But to think in this way is to misunderstand the film. First, because it is only half the story. Chiron struggles not just with his sexual identity, but also with the question of whether he is hard or soft. By the normal standards, he is clearly soft (sensitive, withdrawn, not aggressive), though this is complicated by the fact that Kevin affirms to Chiron early in life that he (Kevin) knows Chiron is hard. And there is a toughness to Chiron that shouldn’t be overlooked. Nonetheless, by the normal use of the term, and by general perception, Chiron is unambiguously soft.

Still, it might seem as if Chiron has a clear identity (black, gay, soft) that he can either embrace or deny. The ending of the film is designed to show us that this is too simplistic, and its dissoluteness is in service of that end. Chiron, in Atlanta, has made himself into someone hard, at least someone with the trappings of hardness, though several scenes indicate to us that the soft interior is not vanished. We also learn that “no one has touched” him since that night with Kevin. So a first pass reading of these changes is that Chiron has been dishonest with himself, has abandoned his knowledge of who he is. That is certainly the impression I got from the very first shot of the film’s final third. But it is a mistake, a mistake the film deliberately encourages in order more thoroughly to undermine it.

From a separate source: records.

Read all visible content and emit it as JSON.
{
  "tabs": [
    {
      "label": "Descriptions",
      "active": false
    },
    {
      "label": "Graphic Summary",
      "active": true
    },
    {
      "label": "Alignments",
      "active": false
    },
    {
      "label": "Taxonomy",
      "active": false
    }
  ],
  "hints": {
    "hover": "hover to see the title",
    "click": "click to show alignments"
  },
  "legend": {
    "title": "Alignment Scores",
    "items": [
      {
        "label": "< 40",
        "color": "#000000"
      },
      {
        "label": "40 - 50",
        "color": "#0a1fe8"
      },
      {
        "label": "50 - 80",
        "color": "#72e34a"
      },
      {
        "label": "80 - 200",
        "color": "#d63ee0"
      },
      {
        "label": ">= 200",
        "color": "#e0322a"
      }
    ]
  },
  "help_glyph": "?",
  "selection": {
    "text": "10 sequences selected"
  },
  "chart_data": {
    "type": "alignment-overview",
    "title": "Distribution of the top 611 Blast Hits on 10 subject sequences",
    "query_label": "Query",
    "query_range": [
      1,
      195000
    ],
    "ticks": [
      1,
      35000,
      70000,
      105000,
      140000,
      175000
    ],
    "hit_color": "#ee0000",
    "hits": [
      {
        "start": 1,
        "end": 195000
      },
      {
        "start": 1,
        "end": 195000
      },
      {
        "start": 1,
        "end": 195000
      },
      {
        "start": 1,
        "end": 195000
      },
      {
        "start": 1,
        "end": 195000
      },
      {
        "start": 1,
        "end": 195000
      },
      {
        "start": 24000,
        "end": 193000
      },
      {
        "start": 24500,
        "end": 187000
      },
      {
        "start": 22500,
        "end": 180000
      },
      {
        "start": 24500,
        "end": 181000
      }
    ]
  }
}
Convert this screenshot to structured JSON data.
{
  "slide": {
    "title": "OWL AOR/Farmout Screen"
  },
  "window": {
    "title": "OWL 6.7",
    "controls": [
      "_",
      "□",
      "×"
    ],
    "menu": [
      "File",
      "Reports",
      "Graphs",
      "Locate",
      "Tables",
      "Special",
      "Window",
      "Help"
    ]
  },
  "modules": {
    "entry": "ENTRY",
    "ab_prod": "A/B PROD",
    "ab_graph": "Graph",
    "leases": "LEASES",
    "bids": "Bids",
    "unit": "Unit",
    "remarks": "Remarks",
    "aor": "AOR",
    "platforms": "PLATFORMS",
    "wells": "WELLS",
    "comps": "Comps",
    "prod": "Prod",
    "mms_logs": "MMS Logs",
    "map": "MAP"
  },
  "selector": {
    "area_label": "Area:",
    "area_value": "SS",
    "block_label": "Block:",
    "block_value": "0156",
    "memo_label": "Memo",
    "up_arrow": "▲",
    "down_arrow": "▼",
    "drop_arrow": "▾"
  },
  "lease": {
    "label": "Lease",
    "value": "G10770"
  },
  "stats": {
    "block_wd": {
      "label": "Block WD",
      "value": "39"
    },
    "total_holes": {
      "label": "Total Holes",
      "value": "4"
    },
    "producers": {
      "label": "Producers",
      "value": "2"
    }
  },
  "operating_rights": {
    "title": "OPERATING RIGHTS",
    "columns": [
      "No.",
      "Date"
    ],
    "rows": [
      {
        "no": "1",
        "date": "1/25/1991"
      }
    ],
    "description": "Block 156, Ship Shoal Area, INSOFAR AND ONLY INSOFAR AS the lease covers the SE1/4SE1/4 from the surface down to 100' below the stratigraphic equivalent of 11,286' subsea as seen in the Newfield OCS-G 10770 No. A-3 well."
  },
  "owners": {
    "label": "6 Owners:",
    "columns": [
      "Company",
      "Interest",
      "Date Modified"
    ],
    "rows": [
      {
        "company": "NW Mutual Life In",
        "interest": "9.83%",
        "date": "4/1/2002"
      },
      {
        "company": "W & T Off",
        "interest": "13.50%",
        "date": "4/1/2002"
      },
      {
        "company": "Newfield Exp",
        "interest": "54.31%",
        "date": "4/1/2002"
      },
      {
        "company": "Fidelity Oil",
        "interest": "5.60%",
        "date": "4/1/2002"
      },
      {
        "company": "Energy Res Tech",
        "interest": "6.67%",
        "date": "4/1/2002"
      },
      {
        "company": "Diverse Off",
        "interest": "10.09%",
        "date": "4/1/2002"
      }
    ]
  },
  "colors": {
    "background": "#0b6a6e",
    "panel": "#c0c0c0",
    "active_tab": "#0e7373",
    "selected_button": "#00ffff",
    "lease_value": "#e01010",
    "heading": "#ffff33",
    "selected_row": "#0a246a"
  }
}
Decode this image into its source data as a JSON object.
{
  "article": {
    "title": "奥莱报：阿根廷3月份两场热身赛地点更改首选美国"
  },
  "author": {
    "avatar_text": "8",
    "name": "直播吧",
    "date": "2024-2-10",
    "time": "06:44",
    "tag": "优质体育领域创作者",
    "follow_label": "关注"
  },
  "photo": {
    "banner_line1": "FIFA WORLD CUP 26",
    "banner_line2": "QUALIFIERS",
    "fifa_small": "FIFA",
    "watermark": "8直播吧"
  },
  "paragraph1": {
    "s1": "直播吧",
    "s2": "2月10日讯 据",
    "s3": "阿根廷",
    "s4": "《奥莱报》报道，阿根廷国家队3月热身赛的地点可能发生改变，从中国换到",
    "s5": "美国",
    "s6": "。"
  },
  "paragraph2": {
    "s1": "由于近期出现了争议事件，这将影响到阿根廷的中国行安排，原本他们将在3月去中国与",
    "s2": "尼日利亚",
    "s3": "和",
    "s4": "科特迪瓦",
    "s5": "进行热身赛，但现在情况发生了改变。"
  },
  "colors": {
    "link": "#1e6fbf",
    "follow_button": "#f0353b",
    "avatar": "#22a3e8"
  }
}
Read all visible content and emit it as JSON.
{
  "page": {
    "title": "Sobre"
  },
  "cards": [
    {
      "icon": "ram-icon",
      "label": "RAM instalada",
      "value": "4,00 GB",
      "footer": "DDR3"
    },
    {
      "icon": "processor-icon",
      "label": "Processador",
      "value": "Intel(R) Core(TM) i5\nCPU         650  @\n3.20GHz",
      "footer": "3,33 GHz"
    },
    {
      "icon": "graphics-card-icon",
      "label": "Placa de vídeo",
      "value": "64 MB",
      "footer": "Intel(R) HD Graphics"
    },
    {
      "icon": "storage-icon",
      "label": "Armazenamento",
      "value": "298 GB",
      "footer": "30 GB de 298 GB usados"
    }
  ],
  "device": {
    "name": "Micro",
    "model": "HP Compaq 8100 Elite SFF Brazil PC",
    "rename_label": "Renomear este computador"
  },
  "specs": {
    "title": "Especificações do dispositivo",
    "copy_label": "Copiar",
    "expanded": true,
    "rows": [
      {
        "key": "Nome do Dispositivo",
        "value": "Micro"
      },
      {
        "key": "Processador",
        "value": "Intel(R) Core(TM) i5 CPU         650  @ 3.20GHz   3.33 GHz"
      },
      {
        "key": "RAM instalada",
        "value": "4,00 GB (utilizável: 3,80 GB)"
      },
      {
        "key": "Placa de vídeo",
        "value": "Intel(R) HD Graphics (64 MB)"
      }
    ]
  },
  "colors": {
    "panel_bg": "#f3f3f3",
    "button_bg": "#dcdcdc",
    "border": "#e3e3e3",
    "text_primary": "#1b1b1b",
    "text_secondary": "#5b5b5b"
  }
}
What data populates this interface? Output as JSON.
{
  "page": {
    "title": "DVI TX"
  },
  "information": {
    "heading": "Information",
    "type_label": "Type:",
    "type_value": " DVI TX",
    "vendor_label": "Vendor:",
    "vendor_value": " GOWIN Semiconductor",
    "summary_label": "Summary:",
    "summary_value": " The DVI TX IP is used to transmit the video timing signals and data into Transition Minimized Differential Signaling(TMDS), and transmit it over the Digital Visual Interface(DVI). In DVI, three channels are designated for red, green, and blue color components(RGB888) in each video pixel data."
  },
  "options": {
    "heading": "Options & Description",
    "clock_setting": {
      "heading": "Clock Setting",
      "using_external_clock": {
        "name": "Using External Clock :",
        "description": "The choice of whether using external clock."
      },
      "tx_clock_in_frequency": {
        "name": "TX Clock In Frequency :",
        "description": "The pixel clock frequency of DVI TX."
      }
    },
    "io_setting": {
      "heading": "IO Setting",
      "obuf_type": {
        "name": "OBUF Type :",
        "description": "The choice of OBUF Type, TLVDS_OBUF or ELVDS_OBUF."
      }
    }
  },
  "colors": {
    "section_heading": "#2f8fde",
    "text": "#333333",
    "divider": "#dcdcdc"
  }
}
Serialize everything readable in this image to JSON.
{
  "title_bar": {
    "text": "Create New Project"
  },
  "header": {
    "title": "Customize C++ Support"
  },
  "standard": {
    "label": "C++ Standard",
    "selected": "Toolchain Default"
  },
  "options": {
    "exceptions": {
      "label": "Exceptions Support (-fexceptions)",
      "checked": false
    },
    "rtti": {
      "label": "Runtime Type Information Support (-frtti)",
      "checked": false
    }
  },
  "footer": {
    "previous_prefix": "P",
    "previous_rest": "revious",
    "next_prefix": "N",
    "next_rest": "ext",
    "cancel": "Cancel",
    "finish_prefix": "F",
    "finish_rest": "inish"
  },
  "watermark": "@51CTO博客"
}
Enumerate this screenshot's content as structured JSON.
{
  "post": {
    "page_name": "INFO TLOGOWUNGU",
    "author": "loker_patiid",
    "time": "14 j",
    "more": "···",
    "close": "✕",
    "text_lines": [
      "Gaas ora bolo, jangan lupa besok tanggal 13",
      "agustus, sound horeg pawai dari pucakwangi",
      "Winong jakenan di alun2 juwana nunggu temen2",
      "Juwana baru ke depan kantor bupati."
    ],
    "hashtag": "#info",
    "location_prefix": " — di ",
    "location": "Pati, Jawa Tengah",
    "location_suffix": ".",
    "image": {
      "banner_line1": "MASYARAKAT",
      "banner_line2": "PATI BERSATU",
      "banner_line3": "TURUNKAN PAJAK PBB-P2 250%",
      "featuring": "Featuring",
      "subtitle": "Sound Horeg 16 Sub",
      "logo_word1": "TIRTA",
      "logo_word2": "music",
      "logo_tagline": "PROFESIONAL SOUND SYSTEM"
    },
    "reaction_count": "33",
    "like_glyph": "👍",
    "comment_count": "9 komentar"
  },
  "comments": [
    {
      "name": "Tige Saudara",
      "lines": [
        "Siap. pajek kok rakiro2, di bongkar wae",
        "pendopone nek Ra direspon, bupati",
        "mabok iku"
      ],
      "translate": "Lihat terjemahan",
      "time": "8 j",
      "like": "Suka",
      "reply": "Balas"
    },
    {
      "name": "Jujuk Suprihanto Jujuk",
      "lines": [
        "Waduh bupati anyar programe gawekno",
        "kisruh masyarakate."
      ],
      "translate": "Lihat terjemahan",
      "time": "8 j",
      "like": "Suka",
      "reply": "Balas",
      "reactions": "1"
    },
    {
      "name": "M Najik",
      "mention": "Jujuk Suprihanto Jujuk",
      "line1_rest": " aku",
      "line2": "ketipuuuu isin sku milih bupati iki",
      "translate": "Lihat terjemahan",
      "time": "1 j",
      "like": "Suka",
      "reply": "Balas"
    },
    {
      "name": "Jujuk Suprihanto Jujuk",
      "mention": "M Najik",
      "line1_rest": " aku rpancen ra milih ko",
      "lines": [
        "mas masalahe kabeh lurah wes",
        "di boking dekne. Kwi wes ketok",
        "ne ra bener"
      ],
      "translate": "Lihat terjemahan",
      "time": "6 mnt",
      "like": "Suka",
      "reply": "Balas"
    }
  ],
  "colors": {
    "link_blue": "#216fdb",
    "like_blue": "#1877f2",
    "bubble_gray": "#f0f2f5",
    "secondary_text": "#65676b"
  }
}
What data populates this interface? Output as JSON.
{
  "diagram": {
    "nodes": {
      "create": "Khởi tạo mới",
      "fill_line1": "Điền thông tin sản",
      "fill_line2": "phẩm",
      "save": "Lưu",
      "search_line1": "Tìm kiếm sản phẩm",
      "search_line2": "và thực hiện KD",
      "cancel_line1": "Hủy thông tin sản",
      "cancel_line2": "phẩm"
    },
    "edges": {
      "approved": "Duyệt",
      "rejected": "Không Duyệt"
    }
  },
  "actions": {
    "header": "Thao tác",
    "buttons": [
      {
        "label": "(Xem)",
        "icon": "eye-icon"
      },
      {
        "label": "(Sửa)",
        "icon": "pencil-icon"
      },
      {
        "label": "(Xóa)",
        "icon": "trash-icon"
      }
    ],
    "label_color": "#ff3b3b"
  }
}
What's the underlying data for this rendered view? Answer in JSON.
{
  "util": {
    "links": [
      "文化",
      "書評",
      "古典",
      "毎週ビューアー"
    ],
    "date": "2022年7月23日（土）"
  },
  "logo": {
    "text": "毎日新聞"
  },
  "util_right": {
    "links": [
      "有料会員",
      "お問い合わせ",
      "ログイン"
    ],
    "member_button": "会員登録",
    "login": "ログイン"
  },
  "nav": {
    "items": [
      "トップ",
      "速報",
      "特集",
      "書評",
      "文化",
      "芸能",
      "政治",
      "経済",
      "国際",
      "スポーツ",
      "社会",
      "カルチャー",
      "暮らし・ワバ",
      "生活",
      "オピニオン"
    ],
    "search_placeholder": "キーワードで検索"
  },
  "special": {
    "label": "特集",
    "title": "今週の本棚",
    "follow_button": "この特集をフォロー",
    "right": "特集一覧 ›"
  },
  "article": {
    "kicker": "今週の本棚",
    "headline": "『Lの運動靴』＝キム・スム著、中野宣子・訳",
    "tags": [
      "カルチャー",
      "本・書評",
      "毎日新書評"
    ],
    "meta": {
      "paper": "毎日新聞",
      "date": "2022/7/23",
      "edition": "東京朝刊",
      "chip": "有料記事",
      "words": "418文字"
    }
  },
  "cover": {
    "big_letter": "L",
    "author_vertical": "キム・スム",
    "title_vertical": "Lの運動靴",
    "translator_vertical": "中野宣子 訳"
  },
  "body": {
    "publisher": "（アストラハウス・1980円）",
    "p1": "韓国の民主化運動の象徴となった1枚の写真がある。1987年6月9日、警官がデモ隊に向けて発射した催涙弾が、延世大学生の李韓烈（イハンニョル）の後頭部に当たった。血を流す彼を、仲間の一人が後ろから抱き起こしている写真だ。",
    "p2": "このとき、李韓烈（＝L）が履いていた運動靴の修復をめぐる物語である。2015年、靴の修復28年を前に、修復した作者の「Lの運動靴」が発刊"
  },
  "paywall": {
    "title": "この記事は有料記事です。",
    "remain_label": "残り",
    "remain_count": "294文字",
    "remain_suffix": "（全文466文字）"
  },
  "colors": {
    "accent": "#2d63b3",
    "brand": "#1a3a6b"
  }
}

If it were truly the case that Chiron in Atlanta is living a lie, a denial of who he is, then the return to Miami to see Kevin again should be a cathartic stripping back of the lies with which he has gilded himself. But it is not. It is much more ambiguous.

The basic reason is simple: human beings are not static, identity is not static. Chiron, in making his exterior hard, has changed himself. I do not mean that he is no longer fundamentally soft, but he is at least someone who, though, soft, has learned to survive in a world that demands that he be hard. Thus, when Kevin tells him that all of this is a lie, is false to who he is, it is not the voice of Chiron’s own self that speaks through Kevin. It is rather the cry of the past, of the Chiron of a decade ago. But the claim of our past selves on our present is always complicated, and cannot be trusted. The return to the old environment brings back old habits, old memories. It tempts Chiron to return to who he once was. But the attempt to be who one was previously is no less a lie than the attempt to be hard when one is soft.

Thus the ending of the film is ambiguous. Chiron goes to Kevin’s home, in a scene clearly meant to parallel the beach scene. But is this parallel to be read as a true parallel, or as a contrast? Is Chiron returning to who he truly is? Is he having a moment of rediscovery with Kevin? Or is he merely being tempted by a past that is no longer open to him? It could be either. One would need to know what happens next to be sure. What the end of the film does here is re-open the question, to throw Chiron back into a state of not knowing who he is, who he wants to be. The ending of the film is dissolute because Chiron himself is dissolute.